#### Your goal
Look below and pull out each line with the word "recommend".

Records from a data source:
+--
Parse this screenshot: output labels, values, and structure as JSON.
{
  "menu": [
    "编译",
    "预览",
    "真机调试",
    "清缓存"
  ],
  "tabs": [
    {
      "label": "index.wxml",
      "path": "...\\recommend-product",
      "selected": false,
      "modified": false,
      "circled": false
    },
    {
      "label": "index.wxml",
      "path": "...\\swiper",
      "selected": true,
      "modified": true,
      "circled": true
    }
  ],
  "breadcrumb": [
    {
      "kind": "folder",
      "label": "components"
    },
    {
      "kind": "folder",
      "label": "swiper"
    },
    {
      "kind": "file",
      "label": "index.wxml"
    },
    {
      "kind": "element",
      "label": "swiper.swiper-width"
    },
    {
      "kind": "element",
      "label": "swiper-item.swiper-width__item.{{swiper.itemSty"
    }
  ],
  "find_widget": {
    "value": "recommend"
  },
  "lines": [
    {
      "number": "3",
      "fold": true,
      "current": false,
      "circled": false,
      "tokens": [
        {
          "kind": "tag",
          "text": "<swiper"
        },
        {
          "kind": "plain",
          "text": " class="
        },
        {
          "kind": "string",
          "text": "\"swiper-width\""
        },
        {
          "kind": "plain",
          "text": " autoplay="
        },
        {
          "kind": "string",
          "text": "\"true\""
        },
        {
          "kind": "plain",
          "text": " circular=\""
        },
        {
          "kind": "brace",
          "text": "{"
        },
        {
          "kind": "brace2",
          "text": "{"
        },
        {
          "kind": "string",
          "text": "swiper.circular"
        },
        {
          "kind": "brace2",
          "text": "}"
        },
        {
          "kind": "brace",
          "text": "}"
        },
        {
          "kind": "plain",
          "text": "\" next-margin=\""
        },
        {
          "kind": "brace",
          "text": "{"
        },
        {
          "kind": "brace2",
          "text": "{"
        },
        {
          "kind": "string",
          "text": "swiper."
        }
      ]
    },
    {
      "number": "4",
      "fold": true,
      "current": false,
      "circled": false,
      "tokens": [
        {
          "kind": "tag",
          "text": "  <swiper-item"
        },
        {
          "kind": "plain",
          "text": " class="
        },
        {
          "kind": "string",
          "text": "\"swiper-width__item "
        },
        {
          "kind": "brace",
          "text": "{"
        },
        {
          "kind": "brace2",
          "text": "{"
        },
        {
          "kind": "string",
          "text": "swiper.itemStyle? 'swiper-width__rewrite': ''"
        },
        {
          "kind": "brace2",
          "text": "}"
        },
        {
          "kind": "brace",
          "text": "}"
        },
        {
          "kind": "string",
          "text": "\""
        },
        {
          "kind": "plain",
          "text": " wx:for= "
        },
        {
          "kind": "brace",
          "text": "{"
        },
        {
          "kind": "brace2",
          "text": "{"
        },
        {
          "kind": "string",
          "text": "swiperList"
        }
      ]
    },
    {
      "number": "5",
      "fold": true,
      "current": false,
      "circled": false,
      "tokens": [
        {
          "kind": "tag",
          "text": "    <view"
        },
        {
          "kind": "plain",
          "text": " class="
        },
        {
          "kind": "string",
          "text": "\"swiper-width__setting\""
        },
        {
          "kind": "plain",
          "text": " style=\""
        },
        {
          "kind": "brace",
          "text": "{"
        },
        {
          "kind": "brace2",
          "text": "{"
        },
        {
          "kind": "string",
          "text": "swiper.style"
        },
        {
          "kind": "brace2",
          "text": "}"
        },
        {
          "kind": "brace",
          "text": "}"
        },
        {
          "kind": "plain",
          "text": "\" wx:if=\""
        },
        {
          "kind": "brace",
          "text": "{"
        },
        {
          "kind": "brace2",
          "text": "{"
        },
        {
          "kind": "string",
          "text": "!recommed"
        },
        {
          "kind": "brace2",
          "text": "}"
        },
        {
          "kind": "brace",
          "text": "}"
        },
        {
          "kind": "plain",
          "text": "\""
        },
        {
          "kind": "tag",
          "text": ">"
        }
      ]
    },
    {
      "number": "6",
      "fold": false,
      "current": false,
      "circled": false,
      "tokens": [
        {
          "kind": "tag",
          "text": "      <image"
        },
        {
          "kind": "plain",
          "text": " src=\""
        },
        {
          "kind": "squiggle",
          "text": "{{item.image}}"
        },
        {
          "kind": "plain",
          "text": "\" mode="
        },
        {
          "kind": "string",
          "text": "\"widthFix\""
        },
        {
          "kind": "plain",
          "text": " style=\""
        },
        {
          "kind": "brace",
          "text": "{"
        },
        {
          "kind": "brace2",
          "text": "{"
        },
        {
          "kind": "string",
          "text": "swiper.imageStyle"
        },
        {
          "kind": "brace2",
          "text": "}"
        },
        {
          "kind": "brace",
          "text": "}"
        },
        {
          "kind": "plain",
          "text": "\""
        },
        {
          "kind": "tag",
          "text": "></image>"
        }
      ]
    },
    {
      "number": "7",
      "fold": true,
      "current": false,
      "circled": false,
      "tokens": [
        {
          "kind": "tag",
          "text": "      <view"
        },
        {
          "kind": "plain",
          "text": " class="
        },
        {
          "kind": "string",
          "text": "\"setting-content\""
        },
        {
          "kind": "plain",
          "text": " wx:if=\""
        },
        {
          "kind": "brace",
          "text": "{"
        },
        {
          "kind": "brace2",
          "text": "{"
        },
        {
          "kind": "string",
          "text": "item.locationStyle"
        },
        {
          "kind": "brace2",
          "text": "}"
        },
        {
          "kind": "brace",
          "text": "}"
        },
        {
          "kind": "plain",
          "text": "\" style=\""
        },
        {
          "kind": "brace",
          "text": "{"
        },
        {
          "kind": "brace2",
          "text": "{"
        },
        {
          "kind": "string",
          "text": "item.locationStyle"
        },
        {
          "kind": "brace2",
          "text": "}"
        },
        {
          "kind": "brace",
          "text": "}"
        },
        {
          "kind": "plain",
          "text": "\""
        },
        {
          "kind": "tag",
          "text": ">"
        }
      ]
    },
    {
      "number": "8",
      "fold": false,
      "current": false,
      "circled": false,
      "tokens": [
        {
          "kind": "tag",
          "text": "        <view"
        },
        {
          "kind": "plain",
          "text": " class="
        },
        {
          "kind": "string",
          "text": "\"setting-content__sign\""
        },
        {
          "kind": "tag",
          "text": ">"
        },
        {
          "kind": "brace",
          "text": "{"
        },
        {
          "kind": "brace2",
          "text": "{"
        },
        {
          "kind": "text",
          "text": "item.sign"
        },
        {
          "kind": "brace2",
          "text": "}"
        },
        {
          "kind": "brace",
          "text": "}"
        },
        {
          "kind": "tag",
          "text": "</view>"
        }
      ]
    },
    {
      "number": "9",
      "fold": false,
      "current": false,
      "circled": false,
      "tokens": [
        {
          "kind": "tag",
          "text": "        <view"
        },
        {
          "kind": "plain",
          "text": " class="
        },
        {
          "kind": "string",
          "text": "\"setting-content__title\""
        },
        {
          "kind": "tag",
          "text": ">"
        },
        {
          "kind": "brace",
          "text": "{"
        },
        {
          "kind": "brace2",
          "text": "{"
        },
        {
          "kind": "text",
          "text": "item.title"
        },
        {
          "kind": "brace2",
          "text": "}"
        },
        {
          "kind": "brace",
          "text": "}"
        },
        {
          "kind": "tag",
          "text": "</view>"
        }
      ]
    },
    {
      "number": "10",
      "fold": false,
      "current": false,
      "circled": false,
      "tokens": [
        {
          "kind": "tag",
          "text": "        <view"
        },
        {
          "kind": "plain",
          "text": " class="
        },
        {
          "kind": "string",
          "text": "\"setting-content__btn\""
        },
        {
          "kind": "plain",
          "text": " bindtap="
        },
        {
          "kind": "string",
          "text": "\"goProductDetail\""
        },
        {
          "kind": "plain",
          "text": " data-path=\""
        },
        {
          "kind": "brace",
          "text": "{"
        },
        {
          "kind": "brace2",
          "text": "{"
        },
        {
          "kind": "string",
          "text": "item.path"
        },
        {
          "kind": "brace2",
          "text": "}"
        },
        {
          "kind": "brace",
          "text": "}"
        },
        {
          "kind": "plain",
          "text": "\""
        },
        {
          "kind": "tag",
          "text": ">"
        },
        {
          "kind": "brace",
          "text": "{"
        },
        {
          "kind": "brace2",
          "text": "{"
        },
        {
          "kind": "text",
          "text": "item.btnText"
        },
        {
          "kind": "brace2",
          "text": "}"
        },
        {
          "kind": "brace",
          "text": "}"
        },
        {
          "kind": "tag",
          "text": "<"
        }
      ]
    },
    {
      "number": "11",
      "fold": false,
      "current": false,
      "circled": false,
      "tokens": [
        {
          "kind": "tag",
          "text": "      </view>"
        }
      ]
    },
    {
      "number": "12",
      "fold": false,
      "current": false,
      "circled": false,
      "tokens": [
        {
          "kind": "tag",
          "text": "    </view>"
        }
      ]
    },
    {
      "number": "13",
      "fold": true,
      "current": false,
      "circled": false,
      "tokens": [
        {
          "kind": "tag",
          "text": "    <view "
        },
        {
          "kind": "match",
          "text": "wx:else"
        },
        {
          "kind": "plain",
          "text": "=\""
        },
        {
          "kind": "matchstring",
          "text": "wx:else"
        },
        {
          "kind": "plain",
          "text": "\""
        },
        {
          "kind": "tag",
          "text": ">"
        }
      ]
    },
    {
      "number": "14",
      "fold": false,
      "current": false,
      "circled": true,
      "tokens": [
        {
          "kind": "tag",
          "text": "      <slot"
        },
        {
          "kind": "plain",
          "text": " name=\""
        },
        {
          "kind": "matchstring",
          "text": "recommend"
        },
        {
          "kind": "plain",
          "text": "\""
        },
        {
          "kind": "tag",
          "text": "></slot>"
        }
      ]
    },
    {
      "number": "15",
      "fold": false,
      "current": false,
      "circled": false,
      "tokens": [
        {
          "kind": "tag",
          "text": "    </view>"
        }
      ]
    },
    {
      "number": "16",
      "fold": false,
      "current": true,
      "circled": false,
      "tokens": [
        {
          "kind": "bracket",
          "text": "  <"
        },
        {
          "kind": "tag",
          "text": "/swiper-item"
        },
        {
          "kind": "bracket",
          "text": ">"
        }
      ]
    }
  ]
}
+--
#### Your solution
      "path": "...\\recommend-product",
    "value": "recommend"
          "text": "recommend"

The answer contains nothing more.